NH Gov. Vetoes Death-Penalty Repeal
CONCORD, N.H. (AP) _ The governor vetoed a bill Friday that would have repealed the death penalty, something no state has done since the U.S. Supreme Court reinstated capital punishment in 1976.
The veto by Gov. Jeanne Shaheen, which was expected, came a day after the Senate passed the measure 14-10.
``Our statute is designed to make the carrying out of the death penalty extraordinarily difficult,″ Shaheen said, citing safeguards that include automatic appeals.
``There are some murders that are so brutal and heinous that the death penalty is the only appropriate penalty,″ she said.
She cited the 1997 case of loner Carl Drega, who tracked down and killed a judge, a man who tried to save her and two state troopers. She noted that Drega’s property was extensively booby-trapped with explosives ``designed to kill and maim countless people.″
``If Carl Drega had not been killed that day, I believe an indictment or capital murder would have been appropriate for his cold-blooded, brutal murders,″ Shaheen said.

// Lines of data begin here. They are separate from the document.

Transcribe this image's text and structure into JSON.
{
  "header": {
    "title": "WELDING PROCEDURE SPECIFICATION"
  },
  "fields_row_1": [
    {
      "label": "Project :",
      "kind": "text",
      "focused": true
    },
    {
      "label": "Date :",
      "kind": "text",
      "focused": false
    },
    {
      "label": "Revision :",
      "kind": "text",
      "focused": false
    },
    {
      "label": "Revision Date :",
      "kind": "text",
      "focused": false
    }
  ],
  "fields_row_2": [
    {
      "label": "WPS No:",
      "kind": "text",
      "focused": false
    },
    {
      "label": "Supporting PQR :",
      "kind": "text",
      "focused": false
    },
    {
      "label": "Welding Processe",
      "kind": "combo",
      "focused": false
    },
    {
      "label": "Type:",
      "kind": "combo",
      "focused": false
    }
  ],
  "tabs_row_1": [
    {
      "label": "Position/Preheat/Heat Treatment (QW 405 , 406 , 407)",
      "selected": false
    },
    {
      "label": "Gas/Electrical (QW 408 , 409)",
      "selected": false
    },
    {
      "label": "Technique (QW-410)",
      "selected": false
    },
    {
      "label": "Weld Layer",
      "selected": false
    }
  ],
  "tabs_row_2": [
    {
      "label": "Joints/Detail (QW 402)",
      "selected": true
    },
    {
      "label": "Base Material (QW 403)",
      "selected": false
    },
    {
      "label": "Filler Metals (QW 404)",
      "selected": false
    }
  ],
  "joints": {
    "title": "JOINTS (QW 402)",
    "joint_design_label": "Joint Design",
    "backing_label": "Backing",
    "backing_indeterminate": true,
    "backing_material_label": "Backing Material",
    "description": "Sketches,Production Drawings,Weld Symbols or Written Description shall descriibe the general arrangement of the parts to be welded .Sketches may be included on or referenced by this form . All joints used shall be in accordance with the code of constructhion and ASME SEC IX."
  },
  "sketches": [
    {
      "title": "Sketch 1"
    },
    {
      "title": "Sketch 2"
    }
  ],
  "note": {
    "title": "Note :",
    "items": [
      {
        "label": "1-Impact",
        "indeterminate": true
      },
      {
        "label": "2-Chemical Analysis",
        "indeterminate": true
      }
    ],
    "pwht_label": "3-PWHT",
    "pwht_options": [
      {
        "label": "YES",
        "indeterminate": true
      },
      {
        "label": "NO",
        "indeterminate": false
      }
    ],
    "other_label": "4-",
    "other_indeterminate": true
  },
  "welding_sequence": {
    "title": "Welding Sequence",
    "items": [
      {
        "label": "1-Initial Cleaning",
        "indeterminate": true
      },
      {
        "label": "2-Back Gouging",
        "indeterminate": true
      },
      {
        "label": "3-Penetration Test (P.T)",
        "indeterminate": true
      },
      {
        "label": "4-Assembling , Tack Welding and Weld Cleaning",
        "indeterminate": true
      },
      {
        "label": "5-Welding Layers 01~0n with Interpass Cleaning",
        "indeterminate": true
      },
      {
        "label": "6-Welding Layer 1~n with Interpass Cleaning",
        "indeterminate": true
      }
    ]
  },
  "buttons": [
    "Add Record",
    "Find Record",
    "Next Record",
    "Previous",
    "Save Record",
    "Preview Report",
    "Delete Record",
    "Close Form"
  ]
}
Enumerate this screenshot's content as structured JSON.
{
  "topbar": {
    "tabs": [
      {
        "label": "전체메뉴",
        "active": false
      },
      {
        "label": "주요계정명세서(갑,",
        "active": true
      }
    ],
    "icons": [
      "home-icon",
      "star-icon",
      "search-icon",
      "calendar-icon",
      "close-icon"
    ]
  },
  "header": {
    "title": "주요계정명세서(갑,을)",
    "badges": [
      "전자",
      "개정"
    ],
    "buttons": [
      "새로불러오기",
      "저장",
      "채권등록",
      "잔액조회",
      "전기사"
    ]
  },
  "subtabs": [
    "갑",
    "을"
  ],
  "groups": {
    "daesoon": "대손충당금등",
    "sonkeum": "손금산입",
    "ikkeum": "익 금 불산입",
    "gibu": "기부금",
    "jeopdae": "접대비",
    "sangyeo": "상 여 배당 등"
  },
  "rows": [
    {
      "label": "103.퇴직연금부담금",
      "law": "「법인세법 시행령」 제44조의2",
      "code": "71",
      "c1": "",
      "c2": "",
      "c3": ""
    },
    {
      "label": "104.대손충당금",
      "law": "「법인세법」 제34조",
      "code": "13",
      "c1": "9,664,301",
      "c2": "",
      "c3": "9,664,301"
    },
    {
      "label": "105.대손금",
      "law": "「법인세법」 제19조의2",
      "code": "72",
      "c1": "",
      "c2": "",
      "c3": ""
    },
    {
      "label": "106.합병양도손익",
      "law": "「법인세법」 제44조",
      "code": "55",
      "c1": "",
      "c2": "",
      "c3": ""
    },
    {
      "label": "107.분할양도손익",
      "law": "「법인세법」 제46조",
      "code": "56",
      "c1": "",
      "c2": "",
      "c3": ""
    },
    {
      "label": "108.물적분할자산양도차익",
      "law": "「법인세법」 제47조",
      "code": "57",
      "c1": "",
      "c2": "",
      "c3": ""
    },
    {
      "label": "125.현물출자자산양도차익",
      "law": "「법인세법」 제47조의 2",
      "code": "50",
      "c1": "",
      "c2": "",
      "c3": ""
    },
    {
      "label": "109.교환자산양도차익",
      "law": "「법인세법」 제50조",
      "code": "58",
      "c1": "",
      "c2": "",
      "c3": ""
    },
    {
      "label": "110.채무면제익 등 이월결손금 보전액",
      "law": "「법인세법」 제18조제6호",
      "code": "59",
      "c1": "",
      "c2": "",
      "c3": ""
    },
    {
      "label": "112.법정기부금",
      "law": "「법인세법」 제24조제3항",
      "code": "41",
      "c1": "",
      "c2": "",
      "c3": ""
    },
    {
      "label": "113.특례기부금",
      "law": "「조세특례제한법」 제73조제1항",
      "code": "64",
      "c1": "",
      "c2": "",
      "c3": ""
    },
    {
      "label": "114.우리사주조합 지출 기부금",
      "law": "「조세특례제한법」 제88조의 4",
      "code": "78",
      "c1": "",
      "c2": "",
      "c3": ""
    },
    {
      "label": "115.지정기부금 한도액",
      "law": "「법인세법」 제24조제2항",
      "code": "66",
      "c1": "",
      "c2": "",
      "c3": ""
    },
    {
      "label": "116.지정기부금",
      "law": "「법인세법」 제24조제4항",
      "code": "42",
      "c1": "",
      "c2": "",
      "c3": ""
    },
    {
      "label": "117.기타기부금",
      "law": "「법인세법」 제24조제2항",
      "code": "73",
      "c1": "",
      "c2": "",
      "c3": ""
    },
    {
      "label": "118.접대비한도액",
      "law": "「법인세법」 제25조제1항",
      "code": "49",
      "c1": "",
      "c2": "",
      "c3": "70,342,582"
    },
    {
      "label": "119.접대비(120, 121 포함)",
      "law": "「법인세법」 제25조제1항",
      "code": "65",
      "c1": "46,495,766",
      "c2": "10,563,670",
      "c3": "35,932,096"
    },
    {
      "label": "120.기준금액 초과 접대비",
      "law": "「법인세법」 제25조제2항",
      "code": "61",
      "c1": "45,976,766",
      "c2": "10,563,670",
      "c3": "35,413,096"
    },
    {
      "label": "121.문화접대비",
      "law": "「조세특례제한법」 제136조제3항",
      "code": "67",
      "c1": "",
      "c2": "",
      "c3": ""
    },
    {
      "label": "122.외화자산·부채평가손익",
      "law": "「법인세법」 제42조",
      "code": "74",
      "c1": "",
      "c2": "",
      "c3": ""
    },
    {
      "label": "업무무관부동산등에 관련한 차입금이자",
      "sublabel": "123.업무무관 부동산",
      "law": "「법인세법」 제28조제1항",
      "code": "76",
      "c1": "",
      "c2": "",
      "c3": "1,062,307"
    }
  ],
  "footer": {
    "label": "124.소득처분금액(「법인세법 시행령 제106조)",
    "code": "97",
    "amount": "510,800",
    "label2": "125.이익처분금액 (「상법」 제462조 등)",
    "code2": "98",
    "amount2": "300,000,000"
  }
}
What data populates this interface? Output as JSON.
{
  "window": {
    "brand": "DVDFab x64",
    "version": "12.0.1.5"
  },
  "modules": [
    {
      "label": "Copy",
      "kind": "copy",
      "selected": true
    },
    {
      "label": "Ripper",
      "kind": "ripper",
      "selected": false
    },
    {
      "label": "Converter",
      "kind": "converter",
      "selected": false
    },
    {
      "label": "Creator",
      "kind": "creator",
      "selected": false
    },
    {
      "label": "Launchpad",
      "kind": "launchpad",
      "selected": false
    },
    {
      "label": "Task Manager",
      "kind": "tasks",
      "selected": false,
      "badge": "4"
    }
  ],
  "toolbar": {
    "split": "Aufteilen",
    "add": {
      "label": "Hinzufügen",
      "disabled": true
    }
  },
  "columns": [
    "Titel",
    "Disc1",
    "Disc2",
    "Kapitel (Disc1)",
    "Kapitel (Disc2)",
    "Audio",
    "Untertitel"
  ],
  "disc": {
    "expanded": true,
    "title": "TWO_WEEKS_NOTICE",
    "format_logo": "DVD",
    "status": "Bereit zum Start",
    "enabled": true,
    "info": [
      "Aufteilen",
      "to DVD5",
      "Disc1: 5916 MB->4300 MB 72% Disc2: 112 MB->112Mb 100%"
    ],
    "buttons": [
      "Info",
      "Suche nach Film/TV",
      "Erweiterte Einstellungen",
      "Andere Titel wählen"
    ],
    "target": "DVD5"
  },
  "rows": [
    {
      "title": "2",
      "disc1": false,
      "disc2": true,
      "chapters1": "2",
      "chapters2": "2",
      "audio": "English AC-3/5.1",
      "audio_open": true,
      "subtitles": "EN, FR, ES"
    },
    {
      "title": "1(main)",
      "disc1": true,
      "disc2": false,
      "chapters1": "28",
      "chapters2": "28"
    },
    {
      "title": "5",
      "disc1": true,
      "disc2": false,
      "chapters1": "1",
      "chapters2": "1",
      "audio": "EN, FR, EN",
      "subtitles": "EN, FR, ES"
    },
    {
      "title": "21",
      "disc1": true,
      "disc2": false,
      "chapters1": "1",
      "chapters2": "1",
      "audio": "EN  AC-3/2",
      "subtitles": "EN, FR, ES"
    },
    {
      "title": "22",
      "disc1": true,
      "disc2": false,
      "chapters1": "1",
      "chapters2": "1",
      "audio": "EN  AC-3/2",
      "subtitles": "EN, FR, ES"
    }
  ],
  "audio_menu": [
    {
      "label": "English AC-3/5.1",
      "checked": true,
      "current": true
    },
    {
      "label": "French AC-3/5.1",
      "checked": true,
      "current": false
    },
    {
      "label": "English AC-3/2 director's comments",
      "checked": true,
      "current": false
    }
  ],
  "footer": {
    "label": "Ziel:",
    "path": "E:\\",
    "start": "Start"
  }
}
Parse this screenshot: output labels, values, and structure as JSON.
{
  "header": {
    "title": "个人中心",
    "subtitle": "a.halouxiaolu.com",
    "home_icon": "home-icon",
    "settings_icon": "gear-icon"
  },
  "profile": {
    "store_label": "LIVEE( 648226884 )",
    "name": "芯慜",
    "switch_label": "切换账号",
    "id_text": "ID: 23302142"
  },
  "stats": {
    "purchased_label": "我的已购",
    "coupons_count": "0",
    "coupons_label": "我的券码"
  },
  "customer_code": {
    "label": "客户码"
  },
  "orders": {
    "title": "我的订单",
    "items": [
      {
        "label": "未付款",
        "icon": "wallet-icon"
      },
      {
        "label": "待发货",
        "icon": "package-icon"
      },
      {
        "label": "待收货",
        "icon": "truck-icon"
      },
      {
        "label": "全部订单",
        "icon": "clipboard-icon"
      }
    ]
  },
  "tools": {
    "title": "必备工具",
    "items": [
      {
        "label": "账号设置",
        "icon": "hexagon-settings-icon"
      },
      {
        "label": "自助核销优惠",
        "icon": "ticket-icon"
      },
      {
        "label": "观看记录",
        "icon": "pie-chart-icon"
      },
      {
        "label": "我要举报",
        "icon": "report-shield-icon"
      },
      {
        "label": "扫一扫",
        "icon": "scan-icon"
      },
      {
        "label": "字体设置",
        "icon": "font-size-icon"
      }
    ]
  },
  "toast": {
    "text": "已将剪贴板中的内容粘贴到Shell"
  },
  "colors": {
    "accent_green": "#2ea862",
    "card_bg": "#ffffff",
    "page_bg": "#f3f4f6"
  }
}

The Senate vote fell short of the 16 votes needed to override a veto. The 400-member House approved the repeal in March 191-163, also well short of the two-thirds necessary for an override.
New Hampshire’s Legislature was just the second to vote to repeal the death penalty since the Supreme Court’s 1976 decision. A repeal passed in 1979 by Nebraska lawmakers was vetoed.
The Legislature’s vote was largely symbolic. No one is on death row in New Hampshire and hasn’t executed anybody in 61 years. It had the lowest murder rate in the nation in 1998.
In vetoing the bill, Shaheen brushed off appeals from former President Jimmy Carter and his wife, Rosalyn, and Nobel Peace Prize winner Desmond Tutu.
``As you know, there is no evidence that the death penalty deters heinous crimes, and it has been found that a number of those on death row, in Ohio and other states, have later been found to be innocent, primarily by DNA tests,″ the Carters wrote.
Tutu, a cleric who fought to end apartheid in South Africa, said in a statement that the death penalty was ``one of the pinnacle symbols of violence, vengeance and hate in our world today″ and urged Shaheen to ``choose life over death.″
New Hampshire’s death penalty applies to a short list of crimes, including murder of a law enforcement officer and murder during rape or attempted rape.
In the last 12 years, five men have been candidates for capital murder charges. One was Richard Buchanan, who was wrongfully accused of raping and murdering the 6-year-old daughter of his live-in girlfriend in 1997.
Attorney General Philip McLaughlin faced a public outcry when he decided not to charge Buchanan with capital murder. But genetic evidence eventually forced prosecutors to drop all charges.
Buchanan, who spent six months in jail, became a poster boy for death-penalty opponents. A former neighbor, James Dale, was convicted and sentenced to 60 years in prison.
Amnesty International was heartened by the repeal vote despite Shaheen’s veto.
``We see it in the context of a continuing movement across New Hampshire and the nation of reconsidering the use of the death penalty,″ spokesman Alistair Hodgett said.
On the Net:
Death Penalty Information Center: http://www.essential.org/dpic
Justice for All advocacy group: http://www.prodeathpenalty.com